→ **PROBLEM DETAILS**: Look through the data below and, wherever a line carries the word "title", please copy that line.

→ **GIVEN DATA**:
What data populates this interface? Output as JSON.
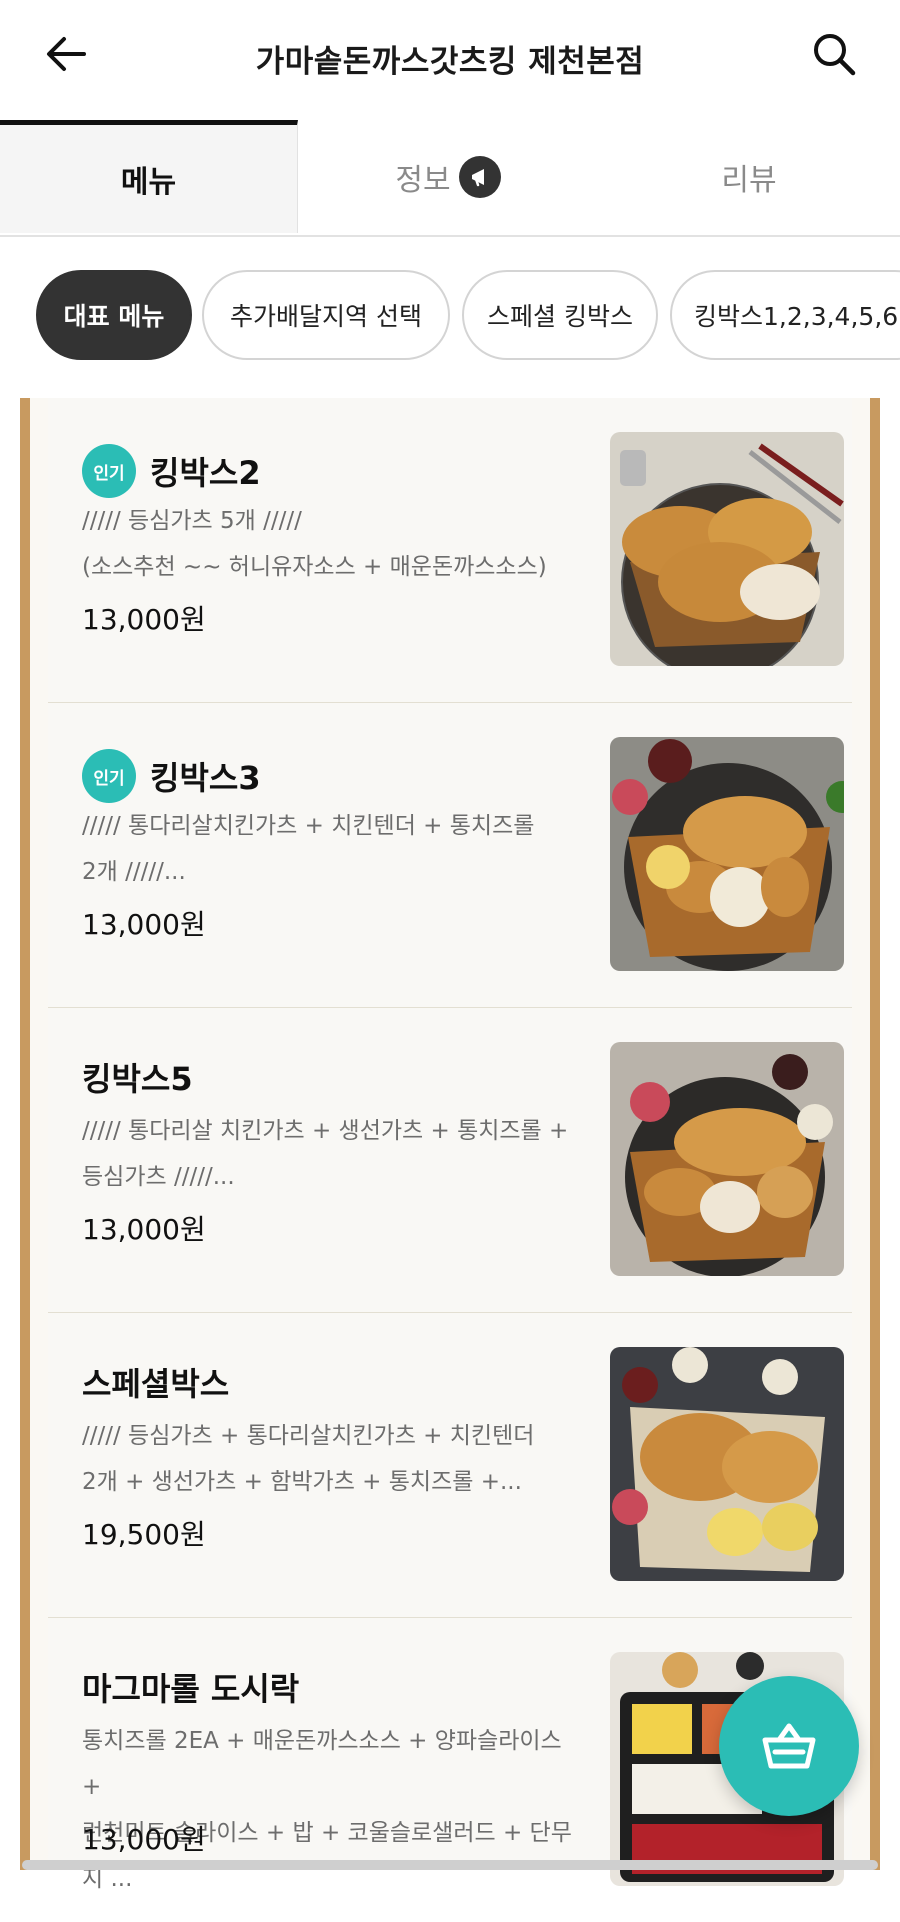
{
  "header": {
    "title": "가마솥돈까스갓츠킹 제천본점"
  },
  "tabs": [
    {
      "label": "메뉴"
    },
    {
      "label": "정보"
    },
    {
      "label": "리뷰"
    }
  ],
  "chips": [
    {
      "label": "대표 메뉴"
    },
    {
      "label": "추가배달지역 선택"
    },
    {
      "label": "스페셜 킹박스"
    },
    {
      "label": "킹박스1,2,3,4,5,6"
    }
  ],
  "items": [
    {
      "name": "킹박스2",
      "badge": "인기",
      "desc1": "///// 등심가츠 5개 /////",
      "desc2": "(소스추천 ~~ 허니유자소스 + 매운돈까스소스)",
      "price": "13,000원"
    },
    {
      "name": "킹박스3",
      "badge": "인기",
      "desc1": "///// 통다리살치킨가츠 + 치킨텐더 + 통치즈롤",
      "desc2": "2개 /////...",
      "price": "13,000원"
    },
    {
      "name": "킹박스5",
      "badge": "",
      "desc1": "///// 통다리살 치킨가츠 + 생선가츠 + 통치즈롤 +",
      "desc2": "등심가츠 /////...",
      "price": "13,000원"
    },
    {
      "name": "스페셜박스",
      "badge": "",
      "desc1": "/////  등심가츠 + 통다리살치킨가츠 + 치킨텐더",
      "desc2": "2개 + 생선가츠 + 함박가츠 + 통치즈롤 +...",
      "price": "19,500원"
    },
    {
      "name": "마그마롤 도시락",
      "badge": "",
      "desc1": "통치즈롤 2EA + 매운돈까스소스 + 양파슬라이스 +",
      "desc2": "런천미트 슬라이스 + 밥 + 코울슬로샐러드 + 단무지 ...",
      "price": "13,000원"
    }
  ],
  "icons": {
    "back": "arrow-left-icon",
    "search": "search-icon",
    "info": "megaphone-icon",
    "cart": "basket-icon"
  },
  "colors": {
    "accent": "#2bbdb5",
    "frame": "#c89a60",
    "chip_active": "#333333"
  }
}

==

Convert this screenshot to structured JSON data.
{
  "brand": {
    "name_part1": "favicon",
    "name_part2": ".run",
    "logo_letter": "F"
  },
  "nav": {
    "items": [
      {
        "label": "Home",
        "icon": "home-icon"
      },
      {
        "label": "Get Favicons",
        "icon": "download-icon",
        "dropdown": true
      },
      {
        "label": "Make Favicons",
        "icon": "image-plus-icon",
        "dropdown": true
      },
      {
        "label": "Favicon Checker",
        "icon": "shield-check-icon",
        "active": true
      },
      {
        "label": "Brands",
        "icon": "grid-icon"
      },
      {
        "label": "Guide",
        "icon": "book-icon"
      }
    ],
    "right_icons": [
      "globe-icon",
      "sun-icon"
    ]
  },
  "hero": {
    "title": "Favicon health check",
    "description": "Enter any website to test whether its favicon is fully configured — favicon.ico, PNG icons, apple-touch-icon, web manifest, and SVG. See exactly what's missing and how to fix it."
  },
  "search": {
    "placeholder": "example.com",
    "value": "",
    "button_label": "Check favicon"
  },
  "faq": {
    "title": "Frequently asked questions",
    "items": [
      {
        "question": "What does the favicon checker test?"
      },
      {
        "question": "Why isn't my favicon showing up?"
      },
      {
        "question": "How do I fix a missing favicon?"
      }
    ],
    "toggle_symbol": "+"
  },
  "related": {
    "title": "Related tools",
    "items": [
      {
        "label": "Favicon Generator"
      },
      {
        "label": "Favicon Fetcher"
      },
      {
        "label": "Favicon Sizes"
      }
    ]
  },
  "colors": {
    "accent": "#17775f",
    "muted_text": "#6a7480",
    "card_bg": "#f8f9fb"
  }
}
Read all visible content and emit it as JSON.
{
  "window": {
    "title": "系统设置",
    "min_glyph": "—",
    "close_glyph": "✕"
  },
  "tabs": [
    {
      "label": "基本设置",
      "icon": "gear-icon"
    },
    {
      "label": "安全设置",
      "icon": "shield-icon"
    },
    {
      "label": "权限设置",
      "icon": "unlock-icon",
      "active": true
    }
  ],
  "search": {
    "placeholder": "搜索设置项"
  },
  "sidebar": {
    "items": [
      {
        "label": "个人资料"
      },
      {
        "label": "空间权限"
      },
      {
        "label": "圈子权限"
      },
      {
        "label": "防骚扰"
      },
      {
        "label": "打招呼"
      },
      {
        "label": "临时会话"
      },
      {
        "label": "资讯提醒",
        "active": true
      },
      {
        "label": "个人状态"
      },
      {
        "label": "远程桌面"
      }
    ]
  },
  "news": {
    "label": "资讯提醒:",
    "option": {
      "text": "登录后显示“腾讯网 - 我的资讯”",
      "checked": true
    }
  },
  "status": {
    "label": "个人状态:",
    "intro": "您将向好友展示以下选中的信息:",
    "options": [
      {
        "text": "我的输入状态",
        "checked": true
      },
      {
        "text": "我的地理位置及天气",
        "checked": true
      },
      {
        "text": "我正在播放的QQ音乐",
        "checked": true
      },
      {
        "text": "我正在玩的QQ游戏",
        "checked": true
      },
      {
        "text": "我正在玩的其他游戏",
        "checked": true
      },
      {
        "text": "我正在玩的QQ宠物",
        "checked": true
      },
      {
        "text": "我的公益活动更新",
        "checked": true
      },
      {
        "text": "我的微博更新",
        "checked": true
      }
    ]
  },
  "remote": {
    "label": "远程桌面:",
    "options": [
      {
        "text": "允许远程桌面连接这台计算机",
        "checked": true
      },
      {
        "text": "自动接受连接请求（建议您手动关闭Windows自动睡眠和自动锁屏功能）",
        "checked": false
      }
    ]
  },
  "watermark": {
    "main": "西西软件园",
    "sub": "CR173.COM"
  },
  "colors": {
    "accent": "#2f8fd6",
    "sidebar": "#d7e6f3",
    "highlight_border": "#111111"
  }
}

→ **THE ANSWER**:
    "title": "가마솥돈까스갓츠킹 제천본점"
    "title": "Favicon health check",
    "title": "Frequently asked questions",
    "title": "Related tools",
    "title": "系统设置",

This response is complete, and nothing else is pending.